## [WHAT IS NEEDED]
Records appear below. Give all of them again, exactly.

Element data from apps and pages
· · ·
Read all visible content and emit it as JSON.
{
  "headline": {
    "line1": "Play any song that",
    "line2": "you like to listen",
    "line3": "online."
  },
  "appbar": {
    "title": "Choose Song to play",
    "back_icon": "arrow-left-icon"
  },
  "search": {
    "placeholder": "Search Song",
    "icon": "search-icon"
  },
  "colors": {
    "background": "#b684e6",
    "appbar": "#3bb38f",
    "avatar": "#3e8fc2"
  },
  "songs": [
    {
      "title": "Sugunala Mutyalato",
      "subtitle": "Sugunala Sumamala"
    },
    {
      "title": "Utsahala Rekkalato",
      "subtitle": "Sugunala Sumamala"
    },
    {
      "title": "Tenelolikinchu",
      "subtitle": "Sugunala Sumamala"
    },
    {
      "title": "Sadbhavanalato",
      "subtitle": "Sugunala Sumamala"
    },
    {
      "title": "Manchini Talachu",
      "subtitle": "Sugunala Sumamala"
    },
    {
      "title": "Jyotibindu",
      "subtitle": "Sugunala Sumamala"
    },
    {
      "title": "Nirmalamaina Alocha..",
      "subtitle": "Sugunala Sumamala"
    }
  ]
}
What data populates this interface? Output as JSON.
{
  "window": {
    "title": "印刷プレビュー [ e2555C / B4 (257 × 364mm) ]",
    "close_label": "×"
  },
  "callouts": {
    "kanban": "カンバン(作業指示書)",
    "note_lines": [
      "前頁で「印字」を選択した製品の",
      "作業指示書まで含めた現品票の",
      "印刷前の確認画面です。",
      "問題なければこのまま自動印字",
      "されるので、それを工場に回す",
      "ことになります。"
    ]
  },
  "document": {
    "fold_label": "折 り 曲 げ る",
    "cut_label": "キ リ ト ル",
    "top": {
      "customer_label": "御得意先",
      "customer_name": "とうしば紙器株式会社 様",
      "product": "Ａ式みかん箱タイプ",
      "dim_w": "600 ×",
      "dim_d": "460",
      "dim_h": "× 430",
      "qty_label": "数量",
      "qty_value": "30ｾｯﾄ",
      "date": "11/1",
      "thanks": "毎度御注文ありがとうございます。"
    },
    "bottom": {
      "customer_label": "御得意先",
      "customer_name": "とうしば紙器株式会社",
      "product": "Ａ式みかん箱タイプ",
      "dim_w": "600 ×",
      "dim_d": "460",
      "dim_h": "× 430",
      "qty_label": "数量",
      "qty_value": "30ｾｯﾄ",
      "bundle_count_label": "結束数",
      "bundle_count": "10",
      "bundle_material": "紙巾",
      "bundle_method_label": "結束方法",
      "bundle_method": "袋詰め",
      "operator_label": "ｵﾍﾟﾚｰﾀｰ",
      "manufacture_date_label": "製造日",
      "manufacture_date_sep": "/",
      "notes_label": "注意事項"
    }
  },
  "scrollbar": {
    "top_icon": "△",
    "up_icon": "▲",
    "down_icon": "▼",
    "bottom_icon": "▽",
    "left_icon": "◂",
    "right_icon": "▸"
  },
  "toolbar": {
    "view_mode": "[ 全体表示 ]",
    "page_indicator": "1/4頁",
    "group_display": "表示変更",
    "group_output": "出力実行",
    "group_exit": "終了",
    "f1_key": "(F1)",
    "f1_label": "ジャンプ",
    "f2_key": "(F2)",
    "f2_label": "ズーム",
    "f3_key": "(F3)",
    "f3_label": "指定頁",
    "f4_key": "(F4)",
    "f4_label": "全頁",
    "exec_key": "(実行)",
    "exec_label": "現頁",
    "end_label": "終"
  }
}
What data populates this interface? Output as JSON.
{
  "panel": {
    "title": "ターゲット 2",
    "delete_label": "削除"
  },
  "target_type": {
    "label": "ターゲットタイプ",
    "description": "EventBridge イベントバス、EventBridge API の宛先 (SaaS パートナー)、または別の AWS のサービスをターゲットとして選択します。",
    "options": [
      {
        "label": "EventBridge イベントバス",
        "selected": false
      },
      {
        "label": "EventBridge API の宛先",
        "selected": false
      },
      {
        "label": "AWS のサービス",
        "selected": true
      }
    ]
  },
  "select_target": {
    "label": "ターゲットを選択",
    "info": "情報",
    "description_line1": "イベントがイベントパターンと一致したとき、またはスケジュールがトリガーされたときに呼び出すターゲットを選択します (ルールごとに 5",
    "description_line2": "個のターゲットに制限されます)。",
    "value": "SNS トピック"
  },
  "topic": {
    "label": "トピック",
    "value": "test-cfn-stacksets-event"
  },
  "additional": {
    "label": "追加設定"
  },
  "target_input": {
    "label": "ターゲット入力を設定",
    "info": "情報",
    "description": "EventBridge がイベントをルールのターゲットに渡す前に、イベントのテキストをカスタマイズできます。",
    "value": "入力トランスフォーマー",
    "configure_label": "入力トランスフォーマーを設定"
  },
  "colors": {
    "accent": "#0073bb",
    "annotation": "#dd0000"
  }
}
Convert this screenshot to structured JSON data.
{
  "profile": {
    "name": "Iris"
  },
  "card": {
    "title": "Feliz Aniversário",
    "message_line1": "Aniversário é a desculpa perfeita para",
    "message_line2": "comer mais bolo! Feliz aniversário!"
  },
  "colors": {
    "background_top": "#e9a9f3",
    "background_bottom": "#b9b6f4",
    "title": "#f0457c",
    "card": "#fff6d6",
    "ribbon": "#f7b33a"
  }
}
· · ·
## [SOLUTION TO THIS TASK]
Read all visible content and emit it as JSON.
{
  "headline": {
    "line1": "Play any song that",
    "line2": "you like to listen",
    "line3": "online."
  },
  "appbar": {
    "title": "Choose Song to play",
    "back_icon": "arrow-left-icon"
  },
  "search": {
    "placeholder": "Search Song",
    "icon": "search-icon"
  },
  "colors": {
    "background": "#b684e6",
    "appbar": "#3bb38f",
    "avatar": "#3e8fc2"
  },
  "songs": [
    {
      "title": "Sugunala Mutyalato",
      "subtitle": "Sugunala Sumamala"
    },
    {
      "title": "Utsahala Rekkalato",
      "subtitle": "Sugunala Sumamala"
    },
    {
      "title": "Tenelolikinchu",
      "subtitle": "Sugunala Sumamala"
    },
    {
      "title": "Sadbhavanalato",
      "subtitle": "Sugunala Sumamala"
    },
    {
      "title": "Manchini Talachu",
      "subtitle": "Sugunala Sumamala"
    },
    {
      "title": "Jyotibindu",
      "subtitle": "Sugunala Sumamala"
    },
    {
      "title": "Nirmalamaina Alocha..",
      "subtitle": "Sugunala Sumamala"
    }
  ]
}
What data populates this interface? Output as JSON.
{
  "window": {
    "title": "印刷プレビュー [ e2555C / B4 (257 × 364mm) ]",
    "close_label": "×"
  },
  "callouts": {
    "kanban": "カンバン(作業指示書)",
    "note_lines": [
      "前頁で「印字」を選択した製品の",
      "作業指示書まで含めた現品票の",
      "印刷前の確認画面です。",
      "問題なければこのまま自動印字",
      "されるので、それを工場に回す",
      "ことになります。"
    ]
  },
  "document": {
    "fold_label": "折 り 曲 げ る",
    "cut_label": "キ リ ト ル",
    "top": {
      "customer_label": "御得意先",
      "customer_name": "とうしば紙器株式会社 様",
      "product": "Ａ式みかん箱タイプ",
      "dim_w": "600 ×",
      "dim_d": "460",
      "dim_h": "× 430",
      "qty_label": "数量",
      "qty_value": "30ｾｯﾄ",
      "date": "11/1",
      "thanks": "毎度御注文ありがとうございます。"
    },
    "bottom": {
      "customer_label": "御得意先",
      "customer_name": "とうしば紙器株式会社",
      "product": "Ａ式みかん箱タイプ",
      "dim_w": "600 ×",
      "dim_d": "460",
      "dim_h": "× 430",
      "qty_label": "数量",
      "qty_value": "30ｾｯﾄ",
      "bundle_count_label": "結束数",
      "bundle_count": "10",
      "bundle_material": "紙巾",
      "bundle_method_label": "結束方法",
      "bundle_method": "袋詰め",
      "operator_label": "ｵﾍﾟﾚｰﾀｰ",
      "manufacture_date_label": "製造日",
      "manufacture_date_sep": "/",
      "notes_label": "注意事項"
    }
  },
  "scrollbar": {
    "top_icon": "△",
    "up_icon": "▲",
    "down_icon": "▼",
    "bottom_icon": "▽",
    "left_icon": "◂",
    "right_icon": "▸"
  },
  "toolbar": {
    "view_mode": "[ 全体表示 ]",
    "page_indicator": "1/4頁",
    "group_display": "表示変更",
    "group_output": "出力実行",
    "group_exit": "終了",
    "f1_key": "(F1)",
    "f1_label": "ジャンプ",
    "f2_key": "(F2)",
    "f2_label": "ズーム",
    "f3_key": "(F3)",
    "f3_label": "指定頁",
    "f4_key": "(F4)",
    "f4_label": "全頁",
    "exec_key": "(実行)",
    "exec_label": "現頁",
    "end_label": "終"
  }
}
What data populates this interface? Output as JSON.
{
  "panel": {
    "title": "ターゲット 2",
    "delete_label": "削除"
  },
  "target_type": {
    "label": "ターゲットタイプ",
    "description": "EventBridge イベントバス、EventBridge API の宛先 (SaaS パートナー)、または別の AWS のサービスをターゲットとして選択します。",
    "options": [
      {
        "label": "EventBridge イベントバス",
        "selected": false
      },
      {
        "label": "EventBridge API の宛先",
        "selected": false
      },
      {
        "label": "AWS のサービス",
        "selected": true
      }
    ]
  },
  "select_target": {
    "label": "ターゲットを選択",
    "info": "情報",
    "description_line1": "イベントがイベントパターンと一致したとき、またはスケジュールがトリガーされたときに呼び出すターゲットを選択します (ルールごとに 5",
    "description_line2": "個のターゲットに制限されます)。",
    "value": "SNS トピック"
  },
  "topic": {
    "label": "トピック",
    "value": "test-cfn-stacksets-event"
  },
  "additional": {
    "label": "追加設定"
  },
  "target_input": {
    "label": "ターゲット入力を設定",
    "info": "情報",
    "description": "EventBridge がイベントをルールのターゲットに渡す前に、イベントのテキストをカスタマイズできます。",
    "value": "入力トランスフォーマー",
    "configure_label": "入力トランスフォーマーを設定"
  },
  "colors": {
    "accent": "#0073bb",
    "annotation": "#dd0000"
  }
}
Convert this screenshot to structured JSON data.
{
  "profile": {
    "name": "Iris"
  },
  "card": {
    "title": "Feliz Aniversário",
    "message_line1": "Aniversário é a desculpa perfeita para",
    "message_line2": "comer mais bolo! Feliz aniversário!"
  },
  "colors": {
    "background_top": "#e9a9f3",
    "background_bottom": "#b9b6f4",
    "title": "#f0457c",
    "card": "#fff6d6",
    "ribbon": "#f7b33a"
  }
}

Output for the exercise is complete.